Polygamy remained legal in the Hellenistic period. Ben Sira, who wrote his book of wisdom ca. 185 BCE in Jerusalem, recognized the problems of disharmony and jealousy between wives and their negative impact on the family: “a woman jealous of another woman is but heartache and grief, and the scourging tongue affects everyone” (Sir 26:5-6; see also Sir 37:11). Josephus, in the first century CE, records a few cases of polygamy in the royal house and justifies them by appealing to the old Israel tradition. In his account of the marriages of Herod and his relatives, Josephus states: “For it is our ancestral custom that a man have several wives at the same time” (Ant. 17.14; J.W. 1.477). Some cases are also attested among the priestly families (Life 75). Philo describes a man who had two wives (Virtues 22.115) and another who had children by three wives because of his hope of multiplying his race (Virtues 38.207). Rabbinic writings mention polygamy in legal discussions (m. Ketub. 10:5; m. Ker. 3:7) and permit eighteen wives for kings (m. Sanh. 2:4). Some cases of bigamy in well-off families are also recorded (t. Yebam.1:10; Sukkah 27a).

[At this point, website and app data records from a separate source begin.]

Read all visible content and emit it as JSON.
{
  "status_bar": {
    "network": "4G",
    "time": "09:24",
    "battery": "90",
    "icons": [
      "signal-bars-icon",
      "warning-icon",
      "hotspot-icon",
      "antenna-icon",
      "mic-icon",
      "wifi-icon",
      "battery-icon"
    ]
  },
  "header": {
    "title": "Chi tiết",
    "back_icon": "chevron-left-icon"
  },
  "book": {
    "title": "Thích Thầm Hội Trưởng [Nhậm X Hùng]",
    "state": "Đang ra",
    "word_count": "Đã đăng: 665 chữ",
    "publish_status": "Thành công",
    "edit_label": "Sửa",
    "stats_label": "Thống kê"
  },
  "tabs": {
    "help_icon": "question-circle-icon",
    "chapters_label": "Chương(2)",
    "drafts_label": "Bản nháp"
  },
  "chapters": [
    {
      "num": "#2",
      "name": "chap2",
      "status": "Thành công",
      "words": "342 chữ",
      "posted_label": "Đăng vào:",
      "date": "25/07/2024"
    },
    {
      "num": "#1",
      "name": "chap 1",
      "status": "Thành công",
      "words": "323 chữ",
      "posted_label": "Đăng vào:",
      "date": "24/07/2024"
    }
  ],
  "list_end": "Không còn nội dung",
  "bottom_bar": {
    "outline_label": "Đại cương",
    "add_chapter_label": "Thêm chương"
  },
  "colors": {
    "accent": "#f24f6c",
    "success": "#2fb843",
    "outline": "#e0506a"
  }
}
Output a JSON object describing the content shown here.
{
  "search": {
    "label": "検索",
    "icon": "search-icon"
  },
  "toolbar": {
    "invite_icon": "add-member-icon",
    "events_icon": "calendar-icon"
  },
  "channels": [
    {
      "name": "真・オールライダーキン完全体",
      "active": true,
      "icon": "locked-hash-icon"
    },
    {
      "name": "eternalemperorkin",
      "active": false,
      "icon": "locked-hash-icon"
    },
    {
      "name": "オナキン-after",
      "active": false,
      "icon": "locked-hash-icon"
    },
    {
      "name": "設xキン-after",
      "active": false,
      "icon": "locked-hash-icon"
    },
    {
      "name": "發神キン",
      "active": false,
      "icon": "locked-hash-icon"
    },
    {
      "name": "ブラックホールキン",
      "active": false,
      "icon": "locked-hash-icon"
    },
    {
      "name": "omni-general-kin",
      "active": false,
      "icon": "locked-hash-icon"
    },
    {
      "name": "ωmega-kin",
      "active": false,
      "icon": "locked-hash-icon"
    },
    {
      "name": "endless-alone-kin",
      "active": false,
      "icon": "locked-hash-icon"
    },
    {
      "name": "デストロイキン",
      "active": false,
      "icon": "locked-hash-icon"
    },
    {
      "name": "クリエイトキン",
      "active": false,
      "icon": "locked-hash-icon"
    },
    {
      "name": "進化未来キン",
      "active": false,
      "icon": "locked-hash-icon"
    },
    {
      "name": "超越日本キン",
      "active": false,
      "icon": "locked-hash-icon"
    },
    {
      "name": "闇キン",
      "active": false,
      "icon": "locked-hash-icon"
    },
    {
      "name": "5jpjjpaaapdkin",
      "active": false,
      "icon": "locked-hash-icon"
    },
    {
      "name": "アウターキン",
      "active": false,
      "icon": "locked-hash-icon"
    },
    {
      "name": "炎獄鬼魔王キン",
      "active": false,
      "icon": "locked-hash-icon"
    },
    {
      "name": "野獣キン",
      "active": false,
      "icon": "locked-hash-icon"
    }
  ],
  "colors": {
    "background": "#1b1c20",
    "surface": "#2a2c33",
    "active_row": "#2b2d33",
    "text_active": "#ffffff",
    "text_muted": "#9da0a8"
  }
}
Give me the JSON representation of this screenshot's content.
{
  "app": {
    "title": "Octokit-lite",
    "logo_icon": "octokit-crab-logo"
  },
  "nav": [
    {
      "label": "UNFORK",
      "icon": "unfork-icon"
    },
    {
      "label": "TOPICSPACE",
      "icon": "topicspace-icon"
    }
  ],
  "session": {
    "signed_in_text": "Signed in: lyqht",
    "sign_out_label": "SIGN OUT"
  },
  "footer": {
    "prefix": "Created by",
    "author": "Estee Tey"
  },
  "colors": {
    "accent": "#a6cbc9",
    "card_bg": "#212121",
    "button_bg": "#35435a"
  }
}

However, given that the practice of monogamy is recommended in many rabbinic texts and that not a single case of bigamy is attested among the rabbis themselves, it may be assumed that monogamy was the widespread norm. Prohibitions against the practice found at Qumran support this assumption (CD IV, 20–V, 2), but evidence found in the Babatha archive, in Naḥal Ḥever near the Dead Sea, suggests otherwise. For instance, a second century CE Greek papyrus describes disputes between Babatha and Miriam, the two wives of Yehuda, after his death. Moreover, polygamy was declared illegal among Jews by the emperor Theodosius I in 393 CE, which suggests that the practice was still prevalent at the time, even if it was outlawed thereafter.

Contributors

  • Calduch-Benages-Nuria

    Professor of Old Testament, Pontifical Gregorian University

    Nuria Calduch-Benages, born in Barcelona (Catalonia, Spain), is Professor of Old Testament at the Pontifical Gregorian University and Invited Professor at the Pontifical Biblical Institute in Rome, Italy. Her research focuses on wisdom literature, deuterocanonical books, especially Sirach, biblical anthropology, biblical metaphors, and women studies. Among other publications, she is author of “Polygamy in Ben Sira?,” in Family and Kinship in the Deuterocanonical and Cognate Literature, ed. Angelo Passaro (Berlin: de Gruyter, 2013), 127–38. Reprinted in Nuria Calduch-Benages, For Wisdom’s Sake: Collected Essays on the Book of Ben Sira (Berlin: de Gruyter, 2021).